>>

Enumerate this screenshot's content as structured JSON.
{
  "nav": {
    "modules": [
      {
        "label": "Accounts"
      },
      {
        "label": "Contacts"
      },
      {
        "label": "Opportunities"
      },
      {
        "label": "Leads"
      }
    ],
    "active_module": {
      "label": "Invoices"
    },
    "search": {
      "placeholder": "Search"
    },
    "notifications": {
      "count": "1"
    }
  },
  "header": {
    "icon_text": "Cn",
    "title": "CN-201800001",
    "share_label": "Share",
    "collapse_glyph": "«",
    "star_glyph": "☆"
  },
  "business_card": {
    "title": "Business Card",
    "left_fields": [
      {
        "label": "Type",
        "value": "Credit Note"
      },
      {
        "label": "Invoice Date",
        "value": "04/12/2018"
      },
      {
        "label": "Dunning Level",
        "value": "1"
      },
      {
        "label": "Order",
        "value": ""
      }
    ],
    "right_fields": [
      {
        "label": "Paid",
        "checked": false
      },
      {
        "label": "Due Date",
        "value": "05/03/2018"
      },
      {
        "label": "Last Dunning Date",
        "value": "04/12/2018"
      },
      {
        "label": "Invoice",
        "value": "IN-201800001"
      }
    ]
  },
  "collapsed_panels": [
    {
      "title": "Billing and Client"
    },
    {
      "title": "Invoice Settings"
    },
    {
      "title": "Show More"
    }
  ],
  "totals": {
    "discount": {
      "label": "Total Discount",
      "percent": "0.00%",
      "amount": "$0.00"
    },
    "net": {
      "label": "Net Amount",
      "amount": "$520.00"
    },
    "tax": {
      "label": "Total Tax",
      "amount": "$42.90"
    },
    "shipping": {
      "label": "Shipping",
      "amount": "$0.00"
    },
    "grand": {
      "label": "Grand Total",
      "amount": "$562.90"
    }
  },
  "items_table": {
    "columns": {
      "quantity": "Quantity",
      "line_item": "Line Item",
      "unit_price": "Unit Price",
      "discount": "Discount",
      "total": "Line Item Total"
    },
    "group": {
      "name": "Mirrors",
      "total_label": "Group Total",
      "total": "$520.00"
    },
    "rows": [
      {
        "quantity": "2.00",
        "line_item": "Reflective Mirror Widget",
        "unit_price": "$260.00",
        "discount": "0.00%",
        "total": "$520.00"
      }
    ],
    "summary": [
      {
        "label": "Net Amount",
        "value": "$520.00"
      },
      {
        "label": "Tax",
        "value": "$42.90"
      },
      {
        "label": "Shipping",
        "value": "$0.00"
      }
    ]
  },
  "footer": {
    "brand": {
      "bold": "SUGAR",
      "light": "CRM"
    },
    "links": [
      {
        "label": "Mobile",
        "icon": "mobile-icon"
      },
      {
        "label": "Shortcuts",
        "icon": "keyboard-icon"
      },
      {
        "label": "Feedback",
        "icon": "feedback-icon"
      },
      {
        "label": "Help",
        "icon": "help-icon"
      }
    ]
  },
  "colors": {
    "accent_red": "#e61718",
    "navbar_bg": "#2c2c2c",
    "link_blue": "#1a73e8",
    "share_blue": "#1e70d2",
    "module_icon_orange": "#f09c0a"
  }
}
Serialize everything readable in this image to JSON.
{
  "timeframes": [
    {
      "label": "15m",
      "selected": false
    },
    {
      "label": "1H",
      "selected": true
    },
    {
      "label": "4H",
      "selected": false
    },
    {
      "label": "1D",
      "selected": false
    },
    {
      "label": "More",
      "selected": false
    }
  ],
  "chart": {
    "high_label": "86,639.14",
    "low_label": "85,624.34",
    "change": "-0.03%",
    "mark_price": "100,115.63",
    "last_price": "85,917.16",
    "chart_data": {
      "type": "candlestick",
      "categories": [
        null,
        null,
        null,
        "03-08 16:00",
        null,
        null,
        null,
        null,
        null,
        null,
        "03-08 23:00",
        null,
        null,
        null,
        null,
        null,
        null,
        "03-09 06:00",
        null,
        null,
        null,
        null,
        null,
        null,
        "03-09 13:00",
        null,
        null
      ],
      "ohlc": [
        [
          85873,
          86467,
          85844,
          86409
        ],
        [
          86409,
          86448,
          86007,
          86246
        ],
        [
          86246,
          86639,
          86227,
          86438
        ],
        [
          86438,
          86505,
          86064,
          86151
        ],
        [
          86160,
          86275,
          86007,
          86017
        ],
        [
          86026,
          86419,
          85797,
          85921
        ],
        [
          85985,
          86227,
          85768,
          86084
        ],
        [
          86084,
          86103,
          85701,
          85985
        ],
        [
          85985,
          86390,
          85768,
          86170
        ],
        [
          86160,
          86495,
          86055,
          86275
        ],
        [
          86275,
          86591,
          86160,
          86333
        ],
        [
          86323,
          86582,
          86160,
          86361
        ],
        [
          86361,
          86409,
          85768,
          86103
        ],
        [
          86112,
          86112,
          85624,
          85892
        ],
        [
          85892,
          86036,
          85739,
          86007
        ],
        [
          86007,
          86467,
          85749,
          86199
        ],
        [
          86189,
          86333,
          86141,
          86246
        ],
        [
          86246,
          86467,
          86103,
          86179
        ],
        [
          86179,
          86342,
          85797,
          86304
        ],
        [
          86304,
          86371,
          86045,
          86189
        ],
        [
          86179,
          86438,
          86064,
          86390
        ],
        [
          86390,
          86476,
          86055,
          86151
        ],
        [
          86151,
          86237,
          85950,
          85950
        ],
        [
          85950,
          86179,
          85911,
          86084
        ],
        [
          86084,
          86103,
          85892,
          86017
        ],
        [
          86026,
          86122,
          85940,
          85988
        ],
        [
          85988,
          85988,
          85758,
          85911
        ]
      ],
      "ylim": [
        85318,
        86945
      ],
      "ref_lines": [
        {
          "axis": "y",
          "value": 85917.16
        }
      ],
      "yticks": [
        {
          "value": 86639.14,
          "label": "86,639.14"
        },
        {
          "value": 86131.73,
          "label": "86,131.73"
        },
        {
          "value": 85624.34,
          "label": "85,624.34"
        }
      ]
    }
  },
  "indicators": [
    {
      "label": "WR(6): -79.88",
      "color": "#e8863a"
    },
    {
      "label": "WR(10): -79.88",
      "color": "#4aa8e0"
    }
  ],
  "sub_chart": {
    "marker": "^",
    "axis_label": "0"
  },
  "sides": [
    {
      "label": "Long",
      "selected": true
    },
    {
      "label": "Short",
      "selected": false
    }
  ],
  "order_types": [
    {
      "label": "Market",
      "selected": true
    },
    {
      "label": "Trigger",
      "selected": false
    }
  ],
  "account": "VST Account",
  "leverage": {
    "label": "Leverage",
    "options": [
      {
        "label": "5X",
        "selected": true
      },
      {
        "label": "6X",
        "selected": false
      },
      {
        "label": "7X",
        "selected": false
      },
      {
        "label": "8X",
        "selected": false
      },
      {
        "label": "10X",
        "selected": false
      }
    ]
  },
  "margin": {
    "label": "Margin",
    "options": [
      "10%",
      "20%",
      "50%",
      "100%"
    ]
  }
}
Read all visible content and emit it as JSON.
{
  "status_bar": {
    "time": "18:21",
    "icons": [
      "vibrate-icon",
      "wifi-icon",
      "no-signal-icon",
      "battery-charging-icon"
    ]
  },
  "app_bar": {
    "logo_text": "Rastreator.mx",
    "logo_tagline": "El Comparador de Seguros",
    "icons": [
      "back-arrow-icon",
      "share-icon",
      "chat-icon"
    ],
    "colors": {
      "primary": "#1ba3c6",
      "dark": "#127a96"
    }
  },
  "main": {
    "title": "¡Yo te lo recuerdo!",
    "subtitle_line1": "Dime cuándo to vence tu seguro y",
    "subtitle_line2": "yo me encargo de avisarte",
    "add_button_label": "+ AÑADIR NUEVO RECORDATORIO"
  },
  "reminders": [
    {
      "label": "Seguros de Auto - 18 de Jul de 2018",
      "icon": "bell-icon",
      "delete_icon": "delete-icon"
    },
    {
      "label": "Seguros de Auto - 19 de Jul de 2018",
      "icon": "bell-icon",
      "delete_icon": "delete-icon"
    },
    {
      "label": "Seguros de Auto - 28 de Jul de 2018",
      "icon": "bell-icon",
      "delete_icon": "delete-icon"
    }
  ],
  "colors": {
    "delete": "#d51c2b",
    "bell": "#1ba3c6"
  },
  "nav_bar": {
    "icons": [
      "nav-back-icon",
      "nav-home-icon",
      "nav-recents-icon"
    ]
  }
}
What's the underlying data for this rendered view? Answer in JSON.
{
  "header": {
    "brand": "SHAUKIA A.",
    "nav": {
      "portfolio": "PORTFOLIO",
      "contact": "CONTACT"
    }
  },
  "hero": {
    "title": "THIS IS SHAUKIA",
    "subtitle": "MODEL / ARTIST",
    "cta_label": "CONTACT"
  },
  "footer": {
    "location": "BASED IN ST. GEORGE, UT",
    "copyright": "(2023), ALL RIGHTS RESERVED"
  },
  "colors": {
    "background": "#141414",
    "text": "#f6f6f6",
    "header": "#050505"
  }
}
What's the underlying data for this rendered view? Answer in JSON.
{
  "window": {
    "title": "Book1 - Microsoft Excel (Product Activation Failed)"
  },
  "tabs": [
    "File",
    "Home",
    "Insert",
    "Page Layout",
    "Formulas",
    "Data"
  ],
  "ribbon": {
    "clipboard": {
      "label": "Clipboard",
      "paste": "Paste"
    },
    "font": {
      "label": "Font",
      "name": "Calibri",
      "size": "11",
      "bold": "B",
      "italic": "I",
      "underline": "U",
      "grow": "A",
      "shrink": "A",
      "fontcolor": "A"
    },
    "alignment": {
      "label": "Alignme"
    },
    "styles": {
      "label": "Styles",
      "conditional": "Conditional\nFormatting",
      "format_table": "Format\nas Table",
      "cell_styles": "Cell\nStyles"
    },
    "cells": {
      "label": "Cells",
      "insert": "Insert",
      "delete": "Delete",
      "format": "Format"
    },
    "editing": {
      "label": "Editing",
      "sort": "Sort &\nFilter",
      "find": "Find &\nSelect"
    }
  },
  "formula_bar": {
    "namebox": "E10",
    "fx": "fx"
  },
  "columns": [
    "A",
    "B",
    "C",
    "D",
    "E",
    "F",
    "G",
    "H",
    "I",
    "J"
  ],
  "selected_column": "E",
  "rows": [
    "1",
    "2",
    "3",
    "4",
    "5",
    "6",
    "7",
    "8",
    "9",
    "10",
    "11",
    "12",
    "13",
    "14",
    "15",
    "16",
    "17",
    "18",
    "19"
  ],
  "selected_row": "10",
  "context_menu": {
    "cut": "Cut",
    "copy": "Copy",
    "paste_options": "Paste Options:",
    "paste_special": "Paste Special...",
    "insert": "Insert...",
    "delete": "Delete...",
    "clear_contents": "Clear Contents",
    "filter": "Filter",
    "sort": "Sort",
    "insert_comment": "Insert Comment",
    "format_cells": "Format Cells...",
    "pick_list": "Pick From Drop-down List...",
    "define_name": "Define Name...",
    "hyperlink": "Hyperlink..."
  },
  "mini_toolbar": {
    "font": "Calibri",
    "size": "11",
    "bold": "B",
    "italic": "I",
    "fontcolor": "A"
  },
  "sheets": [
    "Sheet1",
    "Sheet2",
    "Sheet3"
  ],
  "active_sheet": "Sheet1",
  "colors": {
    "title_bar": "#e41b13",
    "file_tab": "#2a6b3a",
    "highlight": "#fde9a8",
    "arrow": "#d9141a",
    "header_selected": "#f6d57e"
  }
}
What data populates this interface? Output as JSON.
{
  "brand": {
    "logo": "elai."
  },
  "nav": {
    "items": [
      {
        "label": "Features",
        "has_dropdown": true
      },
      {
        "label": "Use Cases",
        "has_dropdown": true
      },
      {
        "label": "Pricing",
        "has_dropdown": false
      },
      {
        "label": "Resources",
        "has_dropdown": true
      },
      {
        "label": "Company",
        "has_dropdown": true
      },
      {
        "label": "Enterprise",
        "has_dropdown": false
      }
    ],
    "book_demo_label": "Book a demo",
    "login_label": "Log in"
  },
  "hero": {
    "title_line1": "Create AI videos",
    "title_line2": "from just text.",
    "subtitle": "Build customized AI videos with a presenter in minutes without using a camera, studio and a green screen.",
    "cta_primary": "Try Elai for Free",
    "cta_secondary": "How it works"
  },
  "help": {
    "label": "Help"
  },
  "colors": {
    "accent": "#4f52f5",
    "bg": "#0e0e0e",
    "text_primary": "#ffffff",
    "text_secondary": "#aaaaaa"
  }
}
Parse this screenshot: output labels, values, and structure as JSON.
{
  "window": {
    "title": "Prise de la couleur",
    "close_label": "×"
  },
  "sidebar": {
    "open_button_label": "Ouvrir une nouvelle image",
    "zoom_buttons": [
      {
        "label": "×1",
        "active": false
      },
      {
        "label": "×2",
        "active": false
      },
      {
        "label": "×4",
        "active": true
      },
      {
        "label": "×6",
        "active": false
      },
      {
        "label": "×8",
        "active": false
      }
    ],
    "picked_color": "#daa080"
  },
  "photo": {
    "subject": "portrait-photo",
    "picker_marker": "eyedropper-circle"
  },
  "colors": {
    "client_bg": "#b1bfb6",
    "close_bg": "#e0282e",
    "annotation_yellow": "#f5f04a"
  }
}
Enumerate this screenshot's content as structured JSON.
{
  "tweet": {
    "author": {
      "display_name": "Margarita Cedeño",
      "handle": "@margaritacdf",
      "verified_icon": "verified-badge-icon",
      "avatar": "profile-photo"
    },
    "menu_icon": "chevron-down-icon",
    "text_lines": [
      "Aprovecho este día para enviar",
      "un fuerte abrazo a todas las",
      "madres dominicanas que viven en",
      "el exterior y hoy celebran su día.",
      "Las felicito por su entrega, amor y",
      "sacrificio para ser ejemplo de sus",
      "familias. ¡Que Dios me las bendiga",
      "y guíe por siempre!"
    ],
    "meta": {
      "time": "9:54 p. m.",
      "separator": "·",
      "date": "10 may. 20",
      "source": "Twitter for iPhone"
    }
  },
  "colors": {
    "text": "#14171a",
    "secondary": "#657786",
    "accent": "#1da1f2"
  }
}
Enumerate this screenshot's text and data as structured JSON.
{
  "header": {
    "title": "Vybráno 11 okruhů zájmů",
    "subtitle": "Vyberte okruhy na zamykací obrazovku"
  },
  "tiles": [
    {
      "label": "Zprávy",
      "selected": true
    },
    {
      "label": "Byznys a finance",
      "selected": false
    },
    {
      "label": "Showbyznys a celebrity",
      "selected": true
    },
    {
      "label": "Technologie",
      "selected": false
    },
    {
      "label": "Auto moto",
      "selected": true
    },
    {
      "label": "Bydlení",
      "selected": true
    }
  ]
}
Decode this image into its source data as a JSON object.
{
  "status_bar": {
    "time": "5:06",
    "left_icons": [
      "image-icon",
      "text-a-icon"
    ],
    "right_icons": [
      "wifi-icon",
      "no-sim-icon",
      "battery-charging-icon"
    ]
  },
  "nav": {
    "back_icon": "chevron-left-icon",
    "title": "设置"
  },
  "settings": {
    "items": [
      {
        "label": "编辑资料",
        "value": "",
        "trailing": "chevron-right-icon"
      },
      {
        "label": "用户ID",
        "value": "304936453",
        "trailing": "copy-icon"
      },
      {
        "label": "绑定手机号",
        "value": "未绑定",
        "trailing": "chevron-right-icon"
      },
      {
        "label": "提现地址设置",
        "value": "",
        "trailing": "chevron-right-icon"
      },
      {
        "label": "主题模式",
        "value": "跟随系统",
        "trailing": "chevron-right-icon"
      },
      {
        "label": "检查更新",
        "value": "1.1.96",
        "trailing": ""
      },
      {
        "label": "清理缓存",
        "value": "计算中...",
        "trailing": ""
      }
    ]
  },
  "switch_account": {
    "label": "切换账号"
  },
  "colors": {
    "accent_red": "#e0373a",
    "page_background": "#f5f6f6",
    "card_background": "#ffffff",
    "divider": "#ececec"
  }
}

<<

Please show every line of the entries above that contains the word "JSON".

_YOUR SOLUTION:_
Enumerate this screenshot's content as structured JSON.
Serialize everything readable in this image to JSON.
Read all visible content and emit it as JSON.
What's the underlying data for this rendered view? Answer in JSON.
What's the underlying data for this rendered view? Answer in JSON.
What data populates this interface? Output as JSON.
Parse this screenshot: output labels, values, and structure as JSON.
Enumerate this screenshot's content as structured JSON.
Enumerate this screenshot's text and data as structured JSON.
Decode this image into its source data as a JSON object.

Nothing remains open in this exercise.